Last night saw guest speaker Mary Edward musing on the nature of memoirs, prior to the upcoming competition on that genre. A history graduate, English teacher, published author and past president of SAW meant Mary had a great deal of knowledge to share not to mention a few secrets! Arruff! She defined a memoir as a first hand account of yourself, events, places or even other people but all crucially seen through your own eyes.

Mary, to give us all a flavour of what she was talking about, read a memoir (about her Aunt Alice ) she had published in ‘Scottish Memories’. This illustrated that a mémoire can often involve source material that was told to the author by another person and so the author can incorporate not only things that they did not directly experience but things that may have happened long ago in the past.

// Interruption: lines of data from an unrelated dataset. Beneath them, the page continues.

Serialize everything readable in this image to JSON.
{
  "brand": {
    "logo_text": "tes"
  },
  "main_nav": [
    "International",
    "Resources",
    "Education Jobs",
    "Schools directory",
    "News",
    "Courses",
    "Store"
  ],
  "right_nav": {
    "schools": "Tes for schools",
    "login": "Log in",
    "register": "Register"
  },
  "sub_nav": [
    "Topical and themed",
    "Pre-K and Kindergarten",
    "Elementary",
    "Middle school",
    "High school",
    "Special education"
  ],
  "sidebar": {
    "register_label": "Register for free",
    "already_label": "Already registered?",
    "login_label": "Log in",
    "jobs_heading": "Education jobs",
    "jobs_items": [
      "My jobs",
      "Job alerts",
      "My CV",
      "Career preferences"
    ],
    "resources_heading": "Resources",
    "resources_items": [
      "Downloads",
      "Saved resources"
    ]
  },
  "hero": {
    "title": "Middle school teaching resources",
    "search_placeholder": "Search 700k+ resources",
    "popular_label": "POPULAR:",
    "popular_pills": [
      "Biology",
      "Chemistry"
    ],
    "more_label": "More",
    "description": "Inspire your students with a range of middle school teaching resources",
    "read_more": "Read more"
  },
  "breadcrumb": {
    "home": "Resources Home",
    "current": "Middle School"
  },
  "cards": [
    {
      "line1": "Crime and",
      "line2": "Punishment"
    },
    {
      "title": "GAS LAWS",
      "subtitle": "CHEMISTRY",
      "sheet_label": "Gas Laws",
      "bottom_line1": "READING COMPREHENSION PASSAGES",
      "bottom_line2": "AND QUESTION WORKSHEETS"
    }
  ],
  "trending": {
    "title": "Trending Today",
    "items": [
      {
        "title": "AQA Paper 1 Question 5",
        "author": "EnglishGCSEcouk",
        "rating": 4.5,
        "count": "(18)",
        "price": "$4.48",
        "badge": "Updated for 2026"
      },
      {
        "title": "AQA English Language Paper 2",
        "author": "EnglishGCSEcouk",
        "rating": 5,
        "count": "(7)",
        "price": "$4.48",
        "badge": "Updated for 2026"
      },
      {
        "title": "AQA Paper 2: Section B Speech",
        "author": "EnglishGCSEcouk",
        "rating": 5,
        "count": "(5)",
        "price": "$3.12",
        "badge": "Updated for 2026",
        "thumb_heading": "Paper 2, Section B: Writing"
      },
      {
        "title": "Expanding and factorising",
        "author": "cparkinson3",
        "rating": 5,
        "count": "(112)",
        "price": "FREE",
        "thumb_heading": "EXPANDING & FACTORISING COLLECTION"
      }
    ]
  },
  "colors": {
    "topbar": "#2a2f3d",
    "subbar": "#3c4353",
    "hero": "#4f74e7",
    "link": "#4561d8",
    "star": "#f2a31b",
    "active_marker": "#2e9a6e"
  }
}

Memoirs, Mary also explained, are also a way of recording history about people, places and customs for future generations. She then produced a bunch of books (listed below) showing the extraordinary range that can be found within the genre of the memoir. From cathartic tales of abused childhood to political revelations that put the ‘boot in’. From humorous celebrity musings to literary and intellectual insights into the human condition.

Certainly a lot of food for thought. We all have stories to tell and though we might think they are dull of no possible interest to anyone there is so much that connects us, common experiences we share, that you might be surprised by just how well your memoir will be received.

Ahhh the stories I could tell you about when I was a pup…. Oh well, onwards and upwards.

Finlay J MacDonaldCrowdie and Cream: Memoirs of a Hebridean Childhood

Richard Holloway – Leaving Alexandria

Winnie Ewing – Stop the World

Alan Bennett – A Life like other People’s

Michael McIntyre – Life and Laughing

Robert Douglas – Night Song of the Last Tram

Flora Maxwell Stewart – A Gift of Time

 

 

Below the poetry competition winners being presented with their certificates/prizes by Mary